Thanks for the question! We decided to start the StrongMinds programming in Uganda because the initial RCT had such positive results there. We wanted to see if we could replicate those findings and reach even more women. I also had some experience there in my prior work as a diplomat and through my work with other NGOs. My family and I lived just across the border in the Democratic Republic of Congo for over four years, so I have many friends and connections in sub-Saharan Africa and have seen the dire need for treatment options and the consequences of untreated depression there firsthand.
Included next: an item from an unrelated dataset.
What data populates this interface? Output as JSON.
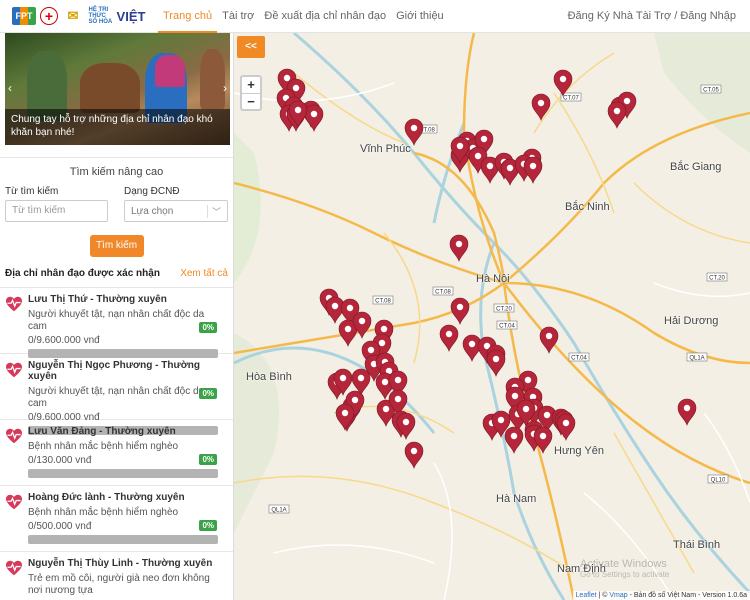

I suggest doing your research (the information we received from the researchers who conducted the initial John Hopkins/Columbia University RCT was instrumental to our success.) Also, know your audience. We try to consider each woman in our therapy program's perspective. How did she hear about us? How is she accessing information about the program? The more demographic information you have about your audience, the better you can target your outreach/messaging and achieve results. Other considerations are what staffing is needed to make the product or tech run? And what frameworks need to be in place? We had to do a lot of this evaluation ourselves when switching our model to teletherapy during the pandemic. The model, resources, and modes of communication available will all have a huge impact on the specific strategy.
Both are true! Numerous studies have shown that when you help an African Mom, the downstream effects are significantly more substantial. Globally, women have a depression rate of 1.5 times higher than that of men. An African woman with depression, compared with her healthy peers, suffers greatly: she is less productive, has a lower income, and has poorer physical health. If she is a Mother, the negative impact extends to her entire family. Research shows that children of depressed Mothers are more likely to have poor health, struggle in or miss school, and suffer from depression themselves.
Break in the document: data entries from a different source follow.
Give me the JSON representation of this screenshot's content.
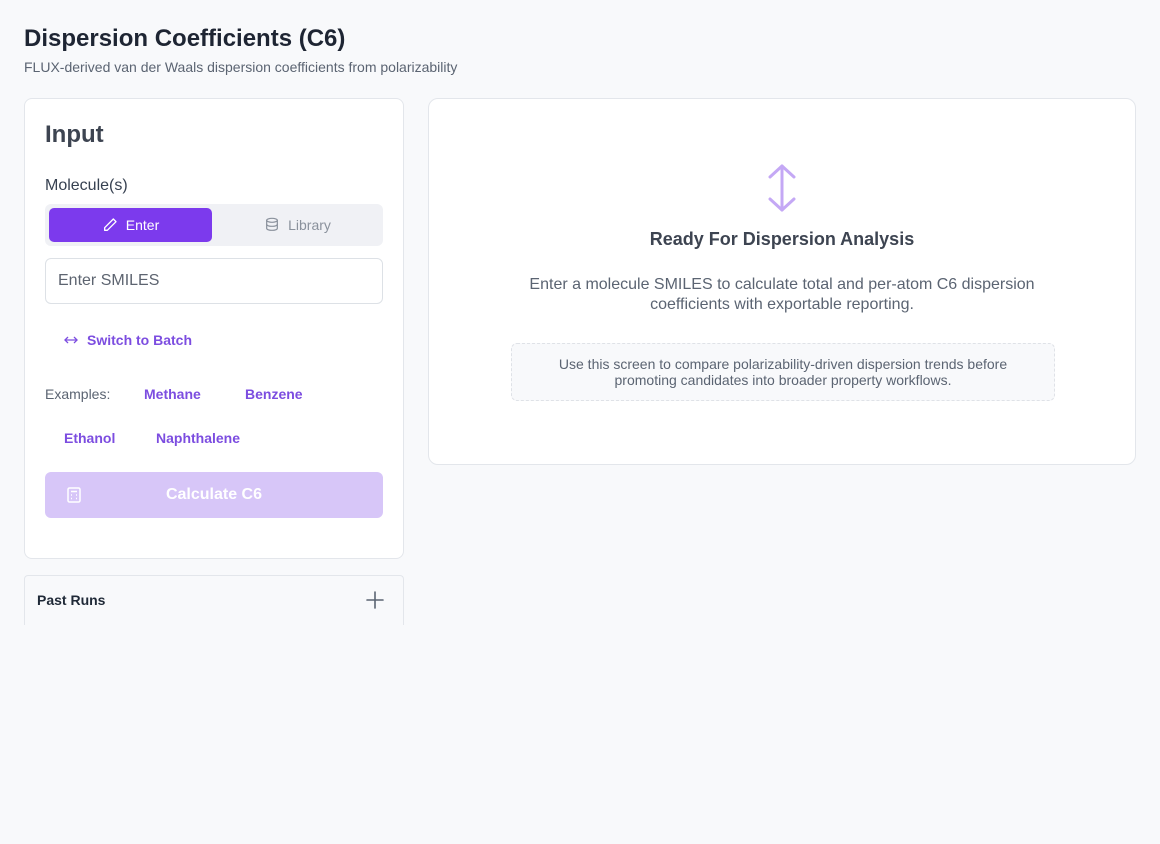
{
  "header": {
    "title": "Dispersion Coefficients (C6)",
    "subtitle": "FLUX-derived van der Waals dispersion coefficients from polarizability"
  },
  "input_panel": {
    "title": "Input",
    "molecule_label": "Molecule(s)",
    "tabs": [
      {
        "label": "Enter",
        "icon": "pencil-icon",
        "active": true
      },
      {
        "label": "Library",
        "icon": "database-icon",
        "active": false
      }
    ],
    "smiles_placeholder": "Enter SMILES",
    "smiles_value": "",
    "switch_batch_label": "Switch to Batch",
    "examples_label": "Examples:",
    "examples": [
      "Methane",
      "Benzene",
      "Ethanol",
      "Naphthalene"
    ],
    "calculate_label": "Calculate C6"
  },
  "past_runs": {
    "label": "Past Runs"
  },
  "result_panel": {
    "icon": "vertical-arrows-icon",
    "title": "Ready For Dispersion Analysis",
    "description": "Enter a molecule SMILES to calculate total and per-atom C6 dispersion coefficients with exportable reporting.",
    "hint": "Use this screen to compare polarizability-driven dispersion trends before promoting candidates into broader property workflows."
  },
  "colors": {
    "accent": "#7c3aed",
    "accent_text": "#7c4de0",
    "disabled_button": "#d7c6f8",
    "arrow_icon": "#c4a8f5"
  }
}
Furthermore, because depression impairs the ability to focus and concentrate, depression sufferers do not respond to health initiatives or livelihood trainings, rendering these programs less effective.
This impaired ability to function in day-to-day life creates profound hardship in Uganda and Zambia, where life is community-centered and reliant on each person fulfilling her role and where depression carries a great stigma. When a woman cannot perform her social responsibilities, she can become a target of criticism and social exclusion. Women in these communities also often have far less access to resources.
Thanks for your kind words and for the great questions!